WHAT NEEDS TO BE DONE: Each line of the material is to be written out exactly.

══ EXCERPTED DATA ══

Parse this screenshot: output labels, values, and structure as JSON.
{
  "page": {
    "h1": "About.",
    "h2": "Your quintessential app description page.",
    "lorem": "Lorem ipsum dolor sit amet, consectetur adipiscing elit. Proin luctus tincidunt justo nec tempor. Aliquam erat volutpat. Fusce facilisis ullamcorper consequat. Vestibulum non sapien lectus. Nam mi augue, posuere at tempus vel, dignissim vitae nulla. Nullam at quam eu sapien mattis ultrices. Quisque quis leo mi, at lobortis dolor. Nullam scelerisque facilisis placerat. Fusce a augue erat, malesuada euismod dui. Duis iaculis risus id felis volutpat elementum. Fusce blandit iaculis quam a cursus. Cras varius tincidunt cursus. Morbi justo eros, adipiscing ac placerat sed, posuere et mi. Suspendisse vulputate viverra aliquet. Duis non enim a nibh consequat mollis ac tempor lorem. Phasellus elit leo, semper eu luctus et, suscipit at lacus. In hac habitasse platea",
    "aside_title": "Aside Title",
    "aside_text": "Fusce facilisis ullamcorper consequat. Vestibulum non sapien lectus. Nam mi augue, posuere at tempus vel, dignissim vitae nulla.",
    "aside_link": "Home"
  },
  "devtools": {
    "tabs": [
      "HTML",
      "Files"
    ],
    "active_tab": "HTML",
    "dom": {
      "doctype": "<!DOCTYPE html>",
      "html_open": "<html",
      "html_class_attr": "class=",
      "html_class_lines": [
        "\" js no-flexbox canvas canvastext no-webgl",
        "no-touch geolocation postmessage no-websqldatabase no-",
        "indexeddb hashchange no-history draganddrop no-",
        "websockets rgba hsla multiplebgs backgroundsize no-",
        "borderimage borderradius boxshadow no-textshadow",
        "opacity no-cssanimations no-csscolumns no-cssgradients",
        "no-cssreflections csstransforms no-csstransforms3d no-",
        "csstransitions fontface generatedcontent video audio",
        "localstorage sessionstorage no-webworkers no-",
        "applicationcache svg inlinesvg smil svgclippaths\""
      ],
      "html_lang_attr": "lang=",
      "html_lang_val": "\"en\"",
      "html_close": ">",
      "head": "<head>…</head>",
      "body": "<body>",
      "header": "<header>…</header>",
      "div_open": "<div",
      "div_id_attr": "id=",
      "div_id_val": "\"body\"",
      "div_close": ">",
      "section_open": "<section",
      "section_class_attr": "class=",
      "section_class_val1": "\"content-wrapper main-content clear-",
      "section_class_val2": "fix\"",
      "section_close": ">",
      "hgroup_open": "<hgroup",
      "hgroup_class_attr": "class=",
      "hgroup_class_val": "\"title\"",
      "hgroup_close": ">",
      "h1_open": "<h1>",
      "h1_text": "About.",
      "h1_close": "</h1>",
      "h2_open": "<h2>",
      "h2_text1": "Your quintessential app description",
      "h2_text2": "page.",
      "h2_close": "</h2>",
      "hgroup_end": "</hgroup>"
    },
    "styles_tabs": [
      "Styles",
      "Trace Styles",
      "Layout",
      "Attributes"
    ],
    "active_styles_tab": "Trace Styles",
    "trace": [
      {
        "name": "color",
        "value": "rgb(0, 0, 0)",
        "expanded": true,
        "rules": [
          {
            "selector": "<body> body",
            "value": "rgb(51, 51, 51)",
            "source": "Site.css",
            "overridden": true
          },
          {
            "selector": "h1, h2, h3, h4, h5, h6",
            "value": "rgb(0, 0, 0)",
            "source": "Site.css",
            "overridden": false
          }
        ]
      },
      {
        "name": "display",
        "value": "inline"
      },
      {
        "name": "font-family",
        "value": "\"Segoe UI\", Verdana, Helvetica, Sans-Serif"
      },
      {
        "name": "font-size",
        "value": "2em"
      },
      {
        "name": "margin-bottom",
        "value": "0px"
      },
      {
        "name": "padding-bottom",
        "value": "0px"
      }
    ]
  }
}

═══

RESULT FOR THIS EXERCISE:
Parse this screenshot: output labels, values, and structure as JSON.
{
  "page": {
    "h1": "About.",
    "h2": "Your quintessential app description page.",
    "lorem": "Lorem ipsum dolor sit amet, consectetur adipiscing elit. Proin luctus tincidunt justo nec tempor. Aliquam erat volutpat. Fusce facilisis ullamcorper consequat. Vestibulum non sapien lectus. Nam mi augue, posuere at tempus vel, dignissim vitae nulla. Nullam at quam eu sapien mattis ultrices. Quisque quis leo mi, at lobortis dolor. Nullam scelerisque facilisis placerat. Fusce a augue erat, malesuada euismod dui. Duis iaculis risus id felis volutpat elementum. Fusce blandit iaculis quam a cursus. Cras varius tincidunt cursus. Morbi justo eros, adipiscing ac placerat sed, posuere et mi. Suspendisse vulputate viverra aliquet. Duis non enim a nibh consequat mollis ac tempor lorem. Phasellus elit leo, semper eu luctus et, suscipit at lacus. In hac habitasse platea",
    "aside_title": "Aside Title",
    "aside_text": "Fusce facilisis ullamcorper consequat. Vestibulum non sapien lectus. Nam mi augue, posuere at tempus vel, dignissim vitae nulla.",
    "aside_link": "Home"
  },
  "devtools": {
    "tabs": [
      "HTML",
      "Files"
    ],
    "active_tab": "HTML",
    "dom": {
      "doctype": "<!DOCTYPE html>",
      "html_open": "<html",
      "html_class_attr": "class=",
      "html_class_lines": [
        "\" js no-flexbox canvas canvastext no-webgl",
        "no-touch geolocation postmessage no-websqldatabase no-",
        "indexeddb hashchange no-history draganddrop no-",
        "websockets rgba hsla multiplebgs backgroundsize no-",
        "borderimage borderradius boxshadow no-textshadow",
        "opacity no-cssanimations no-csscolumns no-cssgradients",
        "no-cssreflections csstransforms no-csstransforms3d no-",
        "csstransitions fontface generatedcontent video audio",
        "localstorage sessionstorage no-webworkers no-",
        "applicationcache svg inlinesvg smil svgclippaths\""
      ],
      "html_lang_attr": "lang=",
      "html_lang_val": "\"en\"",
      "html_close": ">",
      "head": "<head>…</head>",
      "body": "<body>",
      "header": "<header>…</header>",
      "div_open": "<div",
      "div_id_attr": "id=",
      "div_id_val": "\"body\"",
      "div_close": ">",
      "section_open": "<section",
      "section_class_attr": "class=",
      "section_class_val1": "\"content-wrapper main-content clear-",
      "section_class_val2": "fix\"",
      "section_close": ">",
      "hgroup_open": "<hgroup",
      "hgroup_class_attr": "class=",
      "hgroup_class_val": "\"title\"",
      "hgroup_close": ">",
      "h1_open": "<h1>",
      "h1_text": "About.",
      "h1_close": "</h1>",
      "h2_open": "<h2>",
      "h2_text1": "Your quintessential app description",
      "h2_text2": "page.",
      "h2_close": "</h2>",
      "hgroup_end": "</hgroup>"
    },
    "styles_tabs": [
      "Styles",
      "Trace Styles",
      "Layout",
      "Attributes"
    ],
    "active_styles_tab": "Trace Styles",
    "trace": [
      {
        "name": "color",
        "value": "rgb(0, 0, 0)",
        "expanded": true,
        "rules": [
          {
            "selector": "<body> body",
            "value": "rgb(51, 51, 51)",
            "source": "Site.css",
            "overridden": true
          },
          {
            "selector": "h1, h2, h3, h4, h5, h6",
            "value": "rgb(0, 0, 0)",
            "source": "Site.css",
            "overridden": false
          }
        ]
      },
      {
        "name": "display",
        "value": "inline"
      },
      {
        "name": "font-family",
        "value": "\"Segoe UI\", Verdana, Helvetica, Sans-Serif"
      },
      {
        "name": "font-size",
        "value": "2em"
      },
      {
        "name": "margin-bottom",
        "value": "0px"
      },
      {
        "name": "padding-bottom",
        "value": "0px"
      }
    ]
  }
}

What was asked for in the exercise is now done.